[Aim of the exercise] Check every line of the entries for the string "avatar" and return the ones that contain it.

**** Input ****

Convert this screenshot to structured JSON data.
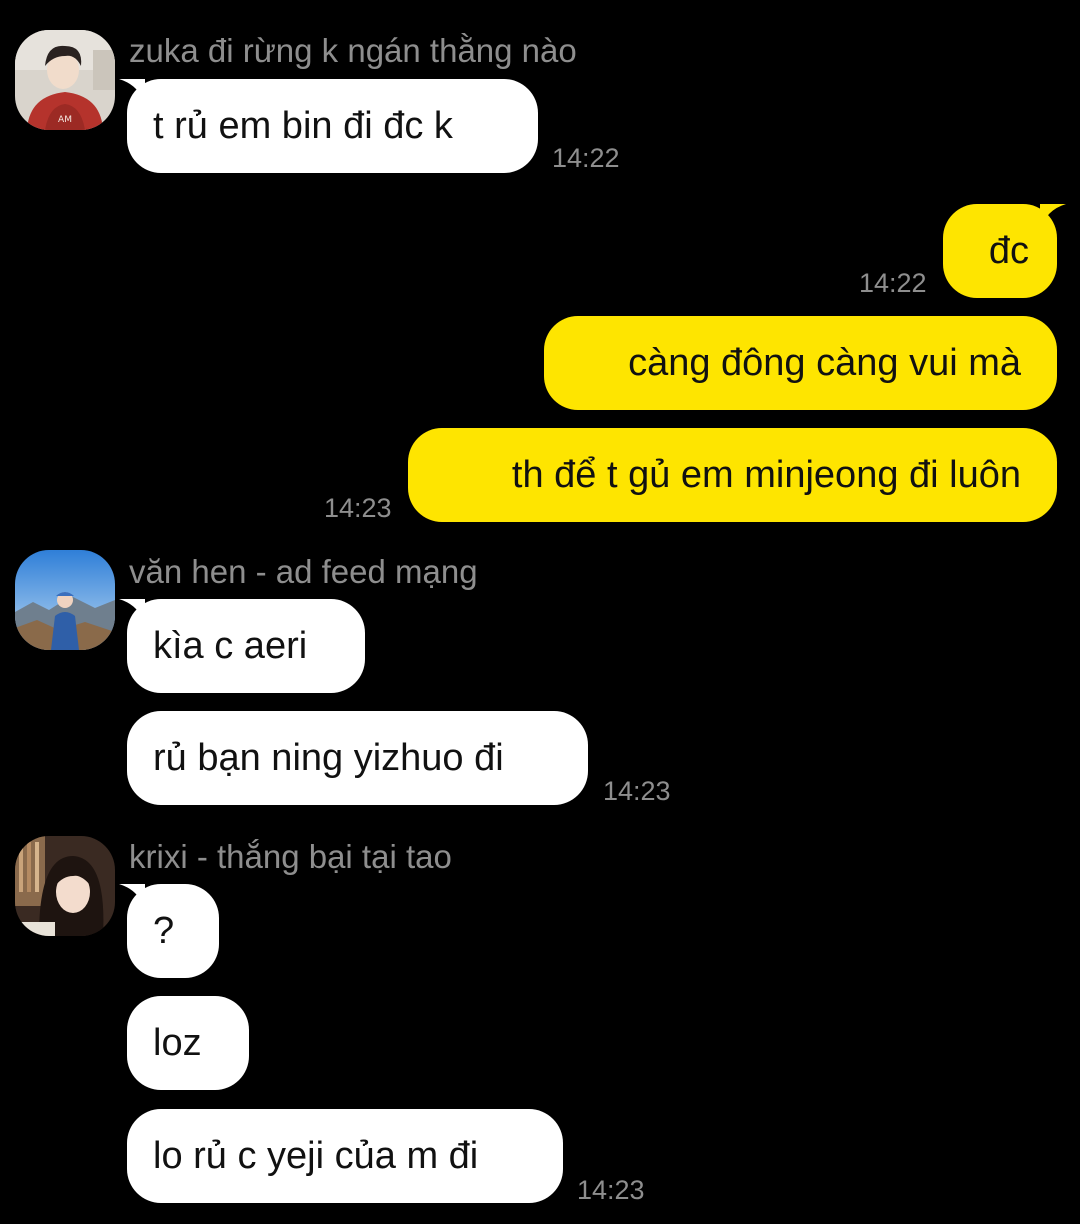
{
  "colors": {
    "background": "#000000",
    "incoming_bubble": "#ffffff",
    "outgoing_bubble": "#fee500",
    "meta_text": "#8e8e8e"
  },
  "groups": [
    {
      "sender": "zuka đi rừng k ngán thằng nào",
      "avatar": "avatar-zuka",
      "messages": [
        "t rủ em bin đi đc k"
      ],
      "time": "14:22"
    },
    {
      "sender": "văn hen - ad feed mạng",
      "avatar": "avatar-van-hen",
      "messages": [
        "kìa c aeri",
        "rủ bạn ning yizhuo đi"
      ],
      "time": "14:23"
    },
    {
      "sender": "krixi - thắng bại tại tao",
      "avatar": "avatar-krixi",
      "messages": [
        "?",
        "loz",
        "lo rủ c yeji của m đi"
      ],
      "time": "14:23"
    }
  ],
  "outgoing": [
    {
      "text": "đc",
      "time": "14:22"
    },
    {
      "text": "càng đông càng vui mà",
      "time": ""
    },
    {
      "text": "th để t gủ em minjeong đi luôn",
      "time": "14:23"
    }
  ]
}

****

[Result below]
      "avatar": "avatar-zuka",
      "avatar": "avatar-van-hen",
      "avatar": "avatar-krixi",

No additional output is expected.